TechCrunch reports that Facebook’s head of video Fidji Simo said “around two-thirds of the watch time for Facebook Live happens when the video is no longer live, which tells us that people are interested in watching live videos even if they can’t catch them while they’re happening.”
Periscope similarly launched a #Save feature, so users can replay live streams permanently. But, “Facebook is putting engagement to novel use,” according to Simo, who notes that “when people watch a live video after the fact, the engagement graph provides a valuable signal that can help people explore the video and easily identify highlights that they may find engaging, which could encourage people to spend more time with a video that they might have otherwise skipped over.”
The graph, which is already rolling out to some users now, shows blue peaks and valleys for “high and low volumes of engagement.” Facebook is also beginning to “show Live video reaction replays that appear in sync on recorded versions of broadcasts so it feels like you’re watching in real time,” with the faces of friends and the emojis they left.

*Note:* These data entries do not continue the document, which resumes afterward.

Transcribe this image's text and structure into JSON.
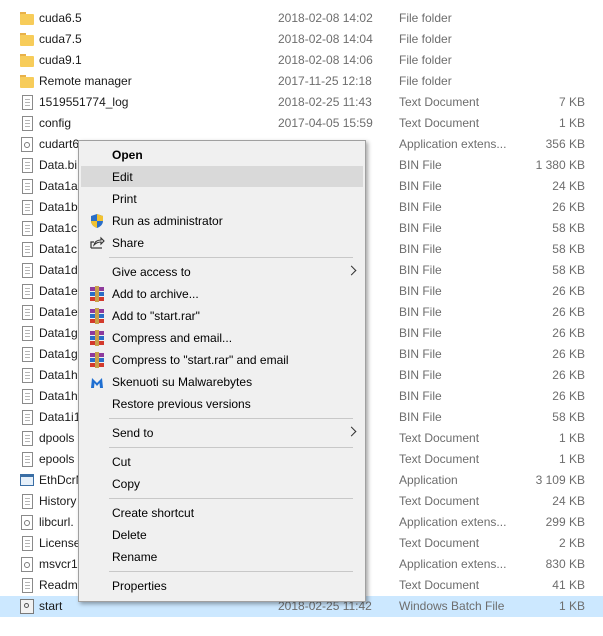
{
  "files": [
    {
      "name": "cuda6.5",
      "date": "2018-02-08 14:02",
      "type": "File folder",
      "size": "",
      "icon": "folder"
    },
    {
      "name": "cuda7.5",
      "date": "2018-02-08 14:04",
      "type": "File folder",
      "size": "",
      "icon": "folder"
    },
    {
      "name": "cuda9.1",
      "date": "2018-02-08 14:06",
      "type": "File folder",
      "size": "",
      "icon": "folder"
    },
    {
      "name": "Remote manager",
      "date": "2017-11-25 12:18",
      "type": "File folder",
      "size": "",
      "icon": "folder"
    },
    {
      "name": "1519551774_log",
      "date": "2018-02-25 11:43",
      "type": "Text Document",
      "size": "7 KB",
      "icon": "doc"
    },
    {
      "name": "config",
      "date": "2017-04-05 15:59",
      "type": "Text Document",
      "size": "1 KB",
      "icon": "doc"
    },
    {
      "name": "cudart6",
      "date": "",
      "type": "Application extens...",
      "size": "356 KB",
      "icon": "dll"
    },
    {
      "name": "Data.bi",
      "date": "",
      "type": "BIN File",
      "size": "1 380 KB",
      "icon": "doc"
    },
    {
      "name": "Data1a",
      "date": "",
      "type": "BIN File",
      "size": "24 KB",
      "icon": "doc"
    },
    {
      "name": "Data1b",
      "date": "",
      "type": "BIN File",
      "size": "26 KB",
      "icon": "doc"
    },
    {
      "name": "Data1c",
      "date": "",
      "type": "BIN File",
      "size": "58 KB",
      "icon": "doc"
    },
    {
      "name": "Data1c",
      "date": "",
      "type": "BIN File",
      "size": "58 KB",
      "icon": "doc"
    },
    {
      "name": "Data1d",
      "date": "",
      "type": "BIN File",
      "size": "58 KB",
      "icon": "doc"
    },
    {
      "name": "Data1e",
      "date": "",
      "type": "BIN File",
      "size": "26 KB",
      "icon": "doc"
    },
    {
      "name": "Data1e",
      "date": "",
      "type": "BIN File",
      "size": "26 KB",
      "icon": "doc"
    },
    {
      "name": "Data1g",
      "date": "",
      "type": "BIN File",
      "size": "26 KB",
      "icon": "doc"
    },
    {
      "name": "Data1g",
      "date": "",
      "type": "BIN File",
      "size": "26 KB",
      "icon": "doc"
    },
    {
      "name": "Data1h",
      "date": "",
      "type": "BIN File",
      "size": "26 KB",
      "icon": "doc"
    },
    {
      "name": "Data1h",
      "date": "",
      "type": "BIN File",
      "size": "26 KB",
      "icon": "doc"
    },
    {
      "name": "Data1i1",
      "date": "",
      "type": "BIN File",
      "size": "58 KB",
      "icon": "doc"
    },
    {
      "name": "dpools",
      "date": "",
      "type": "Text Document",
      "size": "1 KB",
      "icon": "doc"
    },
    {
      "name": "epools",
      "date": "",
      "type": "Text Document",
      "size": "1 KB",
      "icon": "doc"
    },
    {
      "name": "EthDcrM",
      "date": "",
      "type": "Application",
      "size": "3 109 KB",
      "icon": "app"
    },
    {
      "name": "History",
      "date": "",
      "type": "Text Document",
      "size": "24 KB",
      "icon": "doc"
    },
    {
      "name": "libcurl.",
      "date": "",
      "type": "Application extens...",
      "size": "299 KB",
      "icon": "dll"
    },
    {
      "name": "License",
      "date": "",
      "type": "Text Document",
      "size": "2 KB",
      "icon": "doc"
    },
    {
      "name": "msvcr1",
      "date": "",
      "type": "Application extens...",
      "size": "830 KB",
      "icon": "dll"
    },
    {
      "name": "Readm",
      "date": "",
      "type": "Text Document",
      "size": "41 KB",
      "icon": "doc"
    },
    {
      "name": "start",
      "date": "2018-02-25 11:42",
      "type": "Windows Batch File",
      "size": "1 KB",
      "icon": "bat",
      "selected": true
    }
  ],
  "context_menu": {
    "items": [
      {
        "kind": "item",
        "label": "Open",
        "bold": true
      },
      {
        "kind": "item",
        "label": "Edit",
        "hover": true
      },
      {
        "kind": "item",
        "label": "Print"
      },
      {
        "kind": "item",
        "label": "Run as administrator",
        "icon": "shield-icon"
      },
      {
        "kind": "item",
        "label": "Share",
        "icon": "share-icon"
      },
      {
        "kind": "sep"
      },
      {
        "kind": "item",
        "label": "Give access to",
        "submenu": true
      },
      {
        "kind": "item",
        "label": "Add to archive...",
        "icon": "winrar-icon"
      },
      {
        "kind": "item",
        "label": "Add to \"start.rar\"",
        "icon": "winrar-icon"
      },
      {
        "kind": "item",
        "label": "Compress and email...",
        "icon": "winrar-icon"
      },
      {
        "kind": "item",
        "label": "Compress to \"start.rar\" and email",
        "icon": "winrar-icon"
      },
      {
        "kind": "item",
        "label": "Skenuoti su Malwarebytes",
        "icon": "malwarebytes-icon"
      },
      {
        "kind": "item",
        "label": "Restore previous versions"
      },
      {
        "kind": "sep"
      },
      {
        "kind": "item",
        "label": "Send to",
        "submenu": true
      },
      {
        "kind": "sep"
      },
      {
        "kind": "item",
        "label": "Cut"
      },
      {
        "kind": "item",
        "label": "Copy"
      },
      {
        "kind": "sep"
      },
      {
        "kind": "item",
        "label": "Create shortcut"
      },
      {
        "kind": "item",
        "label": "Delete"
      },
      {
        "kind": "item",
        "label": "Rename"
      },
      {
        "kind": "sep"
      },
      {
        "kind": "item",
        "label": "Properties"
      }
    ]
  },
  "colors": {
    "selection": "#cce8ff",
    "menu_bg": "#f0f0f0",
    "menu_hover": "#d9d9d9",
    "folder": "#f7cc5a"
  }
}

The new structure might inspire creators to build to big climaxes, not unlike the mid-episode cliffhangers used in primetime TV shows.
TechCrunch surmises that if “users are less worried about boring their friends to death, they might be more confident about hopping in front of the camera.”
“While we can’t totally replicate the experience of watching live, we want to help people feel ‘in’ on the action after the fact,” said Simo. But, impatient viewers could also ruin “any sense of coherent, linear storytelling,” suggests the article. “The mobile live streaming medium is so new that norms are still emerging,” it notes.